[Task material — start]
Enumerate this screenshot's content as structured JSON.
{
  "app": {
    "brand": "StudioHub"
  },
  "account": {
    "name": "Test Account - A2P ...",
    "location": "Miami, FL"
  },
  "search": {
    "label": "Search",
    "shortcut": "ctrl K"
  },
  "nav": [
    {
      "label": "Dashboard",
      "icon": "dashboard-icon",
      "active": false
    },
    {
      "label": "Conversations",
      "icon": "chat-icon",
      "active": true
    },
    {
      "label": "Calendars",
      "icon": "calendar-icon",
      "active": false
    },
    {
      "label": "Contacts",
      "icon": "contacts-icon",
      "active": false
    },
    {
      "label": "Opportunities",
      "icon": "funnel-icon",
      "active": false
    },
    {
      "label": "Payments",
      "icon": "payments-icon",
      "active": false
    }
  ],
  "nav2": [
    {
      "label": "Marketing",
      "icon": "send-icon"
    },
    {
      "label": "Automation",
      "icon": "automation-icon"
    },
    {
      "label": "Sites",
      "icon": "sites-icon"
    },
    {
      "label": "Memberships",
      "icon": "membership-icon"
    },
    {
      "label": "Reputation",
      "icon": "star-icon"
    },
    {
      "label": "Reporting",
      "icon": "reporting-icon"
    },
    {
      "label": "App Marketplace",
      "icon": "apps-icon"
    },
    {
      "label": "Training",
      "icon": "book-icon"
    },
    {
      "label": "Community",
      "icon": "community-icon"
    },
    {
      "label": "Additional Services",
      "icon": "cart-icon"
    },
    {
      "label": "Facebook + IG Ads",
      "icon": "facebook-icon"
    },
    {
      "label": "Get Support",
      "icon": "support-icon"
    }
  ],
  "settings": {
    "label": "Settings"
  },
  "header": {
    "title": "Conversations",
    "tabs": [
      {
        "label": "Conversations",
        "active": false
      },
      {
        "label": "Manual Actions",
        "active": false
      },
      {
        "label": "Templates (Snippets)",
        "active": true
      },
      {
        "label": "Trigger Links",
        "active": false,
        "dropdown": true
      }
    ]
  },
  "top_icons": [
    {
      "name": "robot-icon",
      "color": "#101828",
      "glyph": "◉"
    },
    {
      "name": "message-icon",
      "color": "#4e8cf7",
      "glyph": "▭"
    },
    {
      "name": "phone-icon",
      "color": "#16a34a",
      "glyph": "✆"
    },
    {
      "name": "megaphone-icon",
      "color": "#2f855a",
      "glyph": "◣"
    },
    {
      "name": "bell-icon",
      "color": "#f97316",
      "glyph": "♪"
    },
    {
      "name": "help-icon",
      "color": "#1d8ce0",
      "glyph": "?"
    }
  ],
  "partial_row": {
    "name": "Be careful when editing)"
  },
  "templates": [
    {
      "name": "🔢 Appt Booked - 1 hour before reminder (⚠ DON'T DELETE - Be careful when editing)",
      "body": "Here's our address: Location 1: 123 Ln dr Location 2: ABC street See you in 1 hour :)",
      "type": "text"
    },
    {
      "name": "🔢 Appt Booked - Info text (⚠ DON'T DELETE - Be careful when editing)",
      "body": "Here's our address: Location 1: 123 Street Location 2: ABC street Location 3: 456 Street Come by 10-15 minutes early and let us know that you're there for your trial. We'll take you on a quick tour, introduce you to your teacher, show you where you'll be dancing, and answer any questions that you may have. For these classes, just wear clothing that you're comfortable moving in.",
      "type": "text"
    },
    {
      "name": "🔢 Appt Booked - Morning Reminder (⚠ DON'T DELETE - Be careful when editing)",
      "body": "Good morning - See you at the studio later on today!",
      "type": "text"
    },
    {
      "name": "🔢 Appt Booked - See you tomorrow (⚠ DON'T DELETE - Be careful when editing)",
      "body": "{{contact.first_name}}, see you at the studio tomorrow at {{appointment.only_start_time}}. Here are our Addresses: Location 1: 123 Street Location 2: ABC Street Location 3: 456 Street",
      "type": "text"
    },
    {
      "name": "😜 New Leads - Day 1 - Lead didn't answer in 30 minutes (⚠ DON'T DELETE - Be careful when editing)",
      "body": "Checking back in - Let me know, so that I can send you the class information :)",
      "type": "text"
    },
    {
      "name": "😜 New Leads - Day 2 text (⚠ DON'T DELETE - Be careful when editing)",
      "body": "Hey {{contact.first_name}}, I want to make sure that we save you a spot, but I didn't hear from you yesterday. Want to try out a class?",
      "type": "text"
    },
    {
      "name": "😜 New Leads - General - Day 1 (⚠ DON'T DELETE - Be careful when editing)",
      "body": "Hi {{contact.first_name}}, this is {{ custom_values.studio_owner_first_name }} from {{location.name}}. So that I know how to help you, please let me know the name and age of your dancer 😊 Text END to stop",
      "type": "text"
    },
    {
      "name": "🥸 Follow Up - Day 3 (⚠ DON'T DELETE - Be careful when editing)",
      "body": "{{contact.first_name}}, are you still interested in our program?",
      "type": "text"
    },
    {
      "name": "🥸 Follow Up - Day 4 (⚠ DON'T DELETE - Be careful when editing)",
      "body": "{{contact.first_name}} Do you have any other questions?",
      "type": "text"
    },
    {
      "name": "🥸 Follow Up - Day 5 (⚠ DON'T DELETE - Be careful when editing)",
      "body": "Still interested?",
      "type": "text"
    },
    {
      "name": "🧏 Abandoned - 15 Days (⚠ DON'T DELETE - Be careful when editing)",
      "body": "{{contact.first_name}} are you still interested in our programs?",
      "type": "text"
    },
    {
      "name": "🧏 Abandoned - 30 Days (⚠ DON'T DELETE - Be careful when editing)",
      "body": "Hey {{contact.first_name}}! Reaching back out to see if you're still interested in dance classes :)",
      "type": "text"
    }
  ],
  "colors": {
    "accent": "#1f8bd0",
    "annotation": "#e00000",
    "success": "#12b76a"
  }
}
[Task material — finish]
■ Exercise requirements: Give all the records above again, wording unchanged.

■ Written solution:
Enumerate this screenshot's content as structured JSON.
{
  "app": {
    "brand": "StudioHub"
  },
  "account": {
    "name": "Test Account - A2P ...",
    "location": "Miami, FL"
  },
  "search": {
    "label": "Search",
    "shortcut": "ctrl K"
  },
  "nav": [
    {
      "label": "Dashboard",
      "icon": "dashboard-icon",
      "active": false
    },
    {
      "label": "Conversations",
      "icon": "chat-icon",
      "active": true
    },
    {
      "label": "Calendars",
      "icon": "calendar-icon",
      "active": false
    },
    {
      "label": "Contacts",
      "icon": "contacts-icon",
      "active": false
    },
    {
      "label": "Opportunities",
      "icon": "funnel-icon",
      "active": false
    },
    {
      "label": "Payments",
      "icon": "payments-icon",
      "active": false
    }
  ],
  "nav2": [
    {
      "label": "Marketing",
      "icon": "send-icon"
    },
    {
      "label": "Automation",
      "icon": "automation-icon"
    },
    {
      "label": "Sites",
      "icon": "sites-icon"
    },
    {
      "label": "Memberships",
      "icon": "membership-icon"
    },
    {
      "label": "Reputation",
      "icon": "star-icon"
    },
    {
      "label": "Reporting",
      "icon": "reporting-icon"
    },
    {
      "label": "App Marketplace",
      "icon": "apps-icon"
    },
    {
      "label": "Training",
      "icon": "book-icon"
    },
    {
      "label": "Community",
      "icon": "community-icon"
    },
    {
      "label": "Additional Services",
      "icon": "cart-icon"
    },
    {
      "label": "Facebook + IG Ads",
      "icon": "facebook-icon"
    },
    {
      "label": "Get Support",
      "icon": "support-icon"
    }
  ],
  "settings": {
    "label": "Settings"
  },
  "header": {
    "title": "Conversations",
    "tabs": [
      {
        "label": "Conversations",
        "active": false
      },
      {
        "label": "Manual Actions",
        "active": false
      },
      {
        "label": "Templates (Snippets)",
        "active": true
      },
      {
        "label": "Trigger Links",
        "active": false,
        "dropdown": true
      }
    ]
  },
  "top_icons": [
    {
      "name": "robot-icon",
      "color": "#101828",
      "glyph": "◉"
    },
    {
      "name": "message-icon",
      "color": "#4e8cf7",
      "glyph": "▭"
    },
    {
      "name": "phone-icon",
      "color": "#16a34a",
      "glyph": "✆"
    },
    {
      "name": "megaphone-icon",
      "color": "#2f855a",
      "glyph": "◣"
    },
    {
      "name": "bell-icon",
      "color": "#f97316",
      "glyph": "♪"
    },
    {
      "name": "help-icon",
      "color": "#1d8ce0",
      "glyph": "?"
    }
  ],
  "partial_row": {
    "name": "Be careful when editing)"
  },
  "templates": [
    {
      "name": "🔢 Appt Booked - 1 hour before reminder (⚠ DON'T DELETE - Be careful when editing)",
      "body": "Here's our address: Location 1: 123 Ln dr Location 2: ABC street See you in 1 hour :)",
      "type": "text"
    },
    {
      "name": "🔢 Appt Booked - Info text (⚠ DON'T DELETE - Be careful when editing)",
      "body": "Here's our address: Location 1: 123 Street Location 2: ABC street Location 3: 456 Street Come by 10-15 minutes early and let us know that you're there for your trial. We'll take you on a quick tour, introduce you to your teacher, show you where you'll be dancing, and answer any questions that you may have. For these classes, just wear clothing that you're comfortable moving in.",
      "type": "text"
    },
    {
      "name": "🔢 Appt Booked - Morning Reminder (⚠ DON'T DELETE - Be careful when editing)",
      "body": "Good morning - See you at the studio later on today!",
      "type": "text"
    },
    {
      "name": "🔢 Appt Booked - See you tomorrow (⚠ DON'T DELETE - Be careful when editing)",
      "body": "{{contact.first_name}}, see you at the studio tomorrow at {{appointment.only_start_time}}. Here are our Addresses: Location 1: 123 Street Location 2: ABC Street Location 3: 456 Street",
      "type": "text"
    },
    {
      "name": "😜 New Leads - Day 1 - Lead didn't answer in 30 minutes (⚠ DON'T DELETE - Be careful when editing)",
      "body": "Checking back in - Let me know, so that I can send you the class information :)",
      "type": "text"
    },
    {
      "name": "😜 New Leads - Day 2 text (⚠ DON'T DELETE - Be careful when editing)",
      "body": "Hey {{contact.first_name}}, I want to make sure that we save you a spot, but I didn't hear from you yesterday. Want to try out a class?",
      "type": "text"
    },
    {
      "name": "😜 New Leads - General - Day 1 (⚠ DON'T DELETE - Be careful when editing)",
      "body": "Hi {{contact.first_name}}, this is {{ custom_values.studio_owner_first_name }} from {{location.name}}. So that I know how to help you, please let me know the name and age of your dancer 😊 Text END to stop",
      "type": "text"
    },
    {
      "name": "🥸 Follow Up - Day 3 (⚠ DON'T DELETE - Be careful when editing)",
      "body": "{{contact.first_name}}, are you still interested in our program?",
      "type": "text"
    },
    {
      "name": "🥸 Follow Up - Day 4 (⚠ DON'T DELETE - Be careful when editing)",
      "body": "{{contact.first_name}} Do you have any other questions?",
      "type": "text"
    },
    {
      "name": "🥸 Follow Up - Day 5 (⚠ DON'T DELETE - Be careful when editing)",
      "body": "Still interested?",
      "type": "text"
    },
    {
      "name": "🧏 Abandoned - 15 Days (⚠ DON'T DELETE - Be careful when editing)",
      "body": "{{contact.first_name}} are you still interested in our programs?",
      "type": "text"
    },
    {
      "name": "🧏 Abandoned - 30 Days (⚠ DON'T DELETE - Be careful when editing)",
      "body": "Hey {{contact.first_name}}! Reaching back out to see if you're still interested in dance classes :)",
      "type": "text"
    }
  ],
  "colors": {
    "accent": "#1f8bd0",
    "annotation": "#e00000",
    "success": "#12b76a"
  }
}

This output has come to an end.